The Anglican Church in Barbados faces a major challenge. The Synod, the parliament of the Diocese, which comprises two co-equal houses – the House of Laity and the House of Clergy – has effectively rejected the final two nominees.
The rules for the selection of a bishop state, inter alia, that the candidate must receive two-thirds of the vote in both houses. Since the second ballot on April 25 to the ninth on June 7, the House of Laity has made it clear that they wish Fr John Rogers, rector of St George’s Parish Church and Rural Dean for St John, to be the next bishop as he has received the required two-thirds at every count.
The House of Clergy appear divided as neither candidate – Rogers nor Dr Jeffrey Gibson, Dean of St Michael’s Cathedral – has received the required two-thirds from that house in any of the nine ballots.
It is notable that in the history of the selection of a bishop, this is the first time that a candidate has received two-thirds from one of the houses when there have been more than one person.

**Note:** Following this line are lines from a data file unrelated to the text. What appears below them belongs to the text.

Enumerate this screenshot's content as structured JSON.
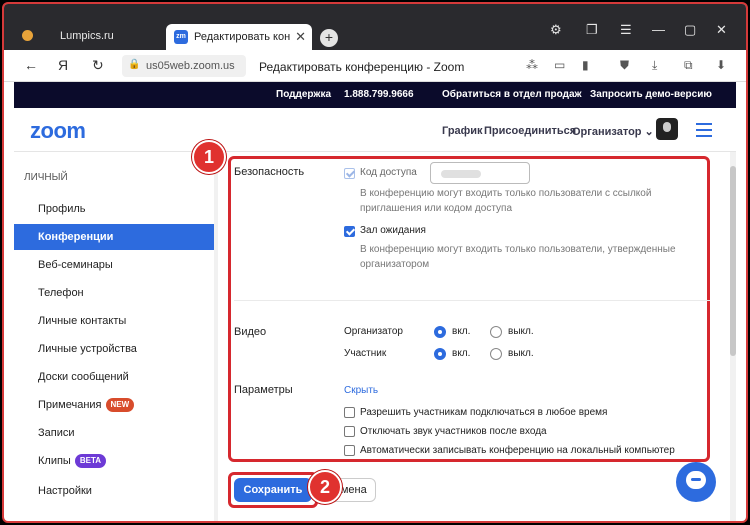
{
  "browser": {
    "tabs": [
      {
        "label": "Lumpics.ru"
      },
      {
        "label": "Редактировать конфе"
      }
    ],
    "url": "us05web.zoom.us",
    "page_title": "Редактировать конференцию - Zoom",
    "favicon_text": "zm"
  },
  "zoom_strip": {
    "support": "Поддержка",
    "phone": "1.888.799.9666",
    "sales": "Обратиться в отдел продаж",
    "demo": "Запросить демо-версию"
  },
  "header": {
    "logo": "zoom",
    "links": [
      "График",
      "Присоединиться",
      "Организатор ⌄"
    ]
  },
  "sidebar": {
    "heading": "личный",
    "items": [
      {
        "label": "Профиль"
      },
      {
        "label": "Конференции",
        "active": true
      },
      {
        "label": "Веб-семинары"
      },
      {
        "label": "Телефон"
      },
      {
        "label": "Личные контакты"
      },
      {
        "label": "Личные устройства"
      },
      {
        "label": "Доски сообщений"
      },
      {
        "label": "Примечания",
        "badge": "NEW"
      },
      {
        "label": "Записи"
      },
      {
        "label": "Клипы",
        "badge": "BETA"
      },
      {
        "label": "Настройки"
      }
    ]
  },
  "security": {
    "label": "Безопасность",
    "passcode_label": "Код доступа",
    "passcode_help": "В конференцию могут входить только пользователи с ссылкой приглашения или кодом доступа",
    "waiting_label": "Зал ожидания",
    "waiting_help": "В конференцию могут входить только пользователи, утвержденные организатором"
  },
  "video": {
    "label": "Видео",
    "host_label": "Организатор",
    "participant_label": "Участник",
    "on": "вкл.",
    "off": "выкл."
  },
  "options": {
    "label": "Параметры",
    "hide_link": "Скрыть",
    "items": [
      "Разрешить участникам подключаться в любое время",
      "Отключать звук участников после входа",
      "Автоматически записывать конференцию на локальный компьютер"
    ]
  },
  "actions": {
    "save": "Сохранить",
    "cancel": "Отмена"
  },
  "steps": [
    "1",
    "2"
  ]
}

Commentators have suggested that the youthful Rogers should give way because he would have another chance at selection; that the House of Laity, though equal to the House of Clergy, cannot determine the selection of a bishop; and that Gibson, as the senior, should not be superseded by the young rector – as if the election were an office promotion.
There are many unChristian things being said that are just too ugly to be repeated here. We can learn a lot from Mark 13:22 – “For false Christs and false prophets shall arrive and shall show signs and wonders to seduce, if it were possible, even the elect.”
The water under this bridge is similar to the water on the streets of our South Coast. Even if one candidate were to withdraw, it is unlikely that the remaining candidate would be endorsed by both houses.
It has been proposed that the elective Synod refer the matter to the House of Bishops. While this is an embarrassing and disappointing option, I hope that it is seriously considered at the next meeting.
Our church has to heal. How we address the distrust between the laity and the clergy and the deep divisions within the clergy will be our greatest challenge.
The Anglican Church is expected to be a leader in the Barbadian community. With a new Government and little Opposition in Parliament, it has an even more critical role to play as our country navigates the “precipice of peril” in which we find ourselves.
– SUSAN GILES